NEW YORK (AP) -- Moody's Investor Service said Tuesday that it may downgrade Alcoa Inc. because of a nearly 22 percent drop in aluminum prices in the past year. That could put the company's credit ratings in junk territory.
The ratings agency pegs Alcoa's senior unsecured rating at "Baa3," the lowest investment-grade rating. Its review affects about $8.6 billion of debt.
In October, Alcoa reported its second consecutive quarterly loss and lowered its aluminum-demand forecast for the rest of the year, largely because of China's economic slowdown. The New York-based company makes aluminum for a wide range of businesses.
Moody's said Tuesday that relatively weak economic conditions worldwide remain a concern.
"Europe's recession and sovereign-debt crisis, sluggish performance in the U.S. economy and slower growth in China are expected to continue to adversely impact the aluminum industry," Moody's said. "We do not see a material, sustainable improvement in aluminum prices over the next several quarters and expect Alcoa's earnings performance and debt protection metrics to remain challenged."
Alcoa said it has taken steps to reduce its net debt and trim near-term debt maturities.
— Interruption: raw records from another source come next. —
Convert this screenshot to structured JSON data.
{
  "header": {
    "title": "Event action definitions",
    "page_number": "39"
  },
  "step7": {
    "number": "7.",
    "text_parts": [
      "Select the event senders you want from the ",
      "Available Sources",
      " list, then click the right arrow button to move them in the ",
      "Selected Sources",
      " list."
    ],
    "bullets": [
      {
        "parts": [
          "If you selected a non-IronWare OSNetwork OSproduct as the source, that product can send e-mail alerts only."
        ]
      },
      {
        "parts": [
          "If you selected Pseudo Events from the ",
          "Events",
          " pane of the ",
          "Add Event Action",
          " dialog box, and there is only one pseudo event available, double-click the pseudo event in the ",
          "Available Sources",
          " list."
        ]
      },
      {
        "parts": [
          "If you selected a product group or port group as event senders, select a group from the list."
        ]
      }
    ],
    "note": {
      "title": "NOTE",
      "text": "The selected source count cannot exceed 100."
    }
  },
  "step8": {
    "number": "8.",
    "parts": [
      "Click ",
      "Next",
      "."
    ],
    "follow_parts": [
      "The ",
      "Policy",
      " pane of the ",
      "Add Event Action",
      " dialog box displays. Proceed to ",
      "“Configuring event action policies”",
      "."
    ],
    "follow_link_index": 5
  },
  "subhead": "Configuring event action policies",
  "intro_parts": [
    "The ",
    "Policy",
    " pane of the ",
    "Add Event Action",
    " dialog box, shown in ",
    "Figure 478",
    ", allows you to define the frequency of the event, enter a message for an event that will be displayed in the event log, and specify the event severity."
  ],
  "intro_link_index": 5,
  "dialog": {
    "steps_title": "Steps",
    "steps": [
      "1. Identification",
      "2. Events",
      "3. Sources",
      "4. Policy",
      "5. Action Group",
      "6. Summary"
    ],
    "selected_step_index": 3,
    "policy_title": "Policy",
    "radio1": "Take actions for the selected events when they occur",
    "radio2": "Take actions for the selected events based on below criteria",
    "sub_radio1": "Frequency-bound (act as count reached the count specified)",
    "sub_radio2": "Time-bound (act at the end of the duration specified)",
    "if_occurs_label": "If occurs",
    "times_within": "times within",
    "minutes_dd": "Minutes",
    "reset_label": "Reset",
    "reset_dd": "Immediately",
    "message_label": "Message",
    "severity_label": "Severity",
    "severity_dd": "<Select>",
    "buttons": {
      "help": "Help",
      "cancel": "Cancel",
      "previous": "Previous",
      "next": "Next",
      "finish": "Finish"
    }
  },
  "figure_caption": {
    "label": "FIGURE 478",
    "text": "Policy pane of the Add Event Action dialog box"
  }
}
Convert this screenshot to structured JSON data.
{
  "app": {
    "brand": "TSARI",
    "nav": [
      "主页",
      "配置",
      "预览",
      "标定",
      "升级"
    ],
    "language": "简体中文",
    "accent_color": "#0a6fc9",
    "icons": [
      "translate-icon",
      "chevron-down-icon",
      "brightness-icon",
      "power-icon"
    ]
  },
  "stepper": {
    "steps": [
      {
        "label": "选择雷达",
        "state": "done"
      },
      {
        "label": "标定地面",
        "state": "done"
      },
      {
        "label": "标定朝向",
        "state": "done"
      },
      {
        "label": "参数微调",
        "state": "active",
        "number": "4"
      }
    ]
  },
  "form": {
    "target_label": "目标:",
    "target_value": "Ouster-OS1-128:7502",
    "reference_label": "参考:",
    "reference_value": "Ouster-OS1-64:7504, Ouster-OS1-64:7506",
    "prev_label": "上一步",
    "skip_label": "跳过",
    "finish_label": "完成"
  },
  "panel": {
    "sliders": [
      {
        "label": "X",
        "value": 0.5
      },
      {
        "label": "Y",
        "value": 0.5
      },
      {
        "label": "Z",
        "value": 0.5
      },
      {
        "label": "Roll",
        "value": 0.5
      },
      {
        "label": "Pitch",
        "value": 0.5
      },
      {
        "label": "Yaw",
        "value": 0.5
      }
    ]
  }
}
It expects its net debt to be between $6.8 billion and $7.1 billion at the end of 2012, down 30 percent from 2008 levels.
"Alcoa is committed to its investment-grade rating," spokeswoman Lori Lecker said.
Alcoa shares fell 16 cents, or 1.8 percent, to $8.75 in after-hours trading, after ending the regular session up 16 cents at $8.91. Through Tuesday's regular-session close, the stock had gained about 3 percent this year, compared with a gain of 15 percent in the benchmark S&P 500 index.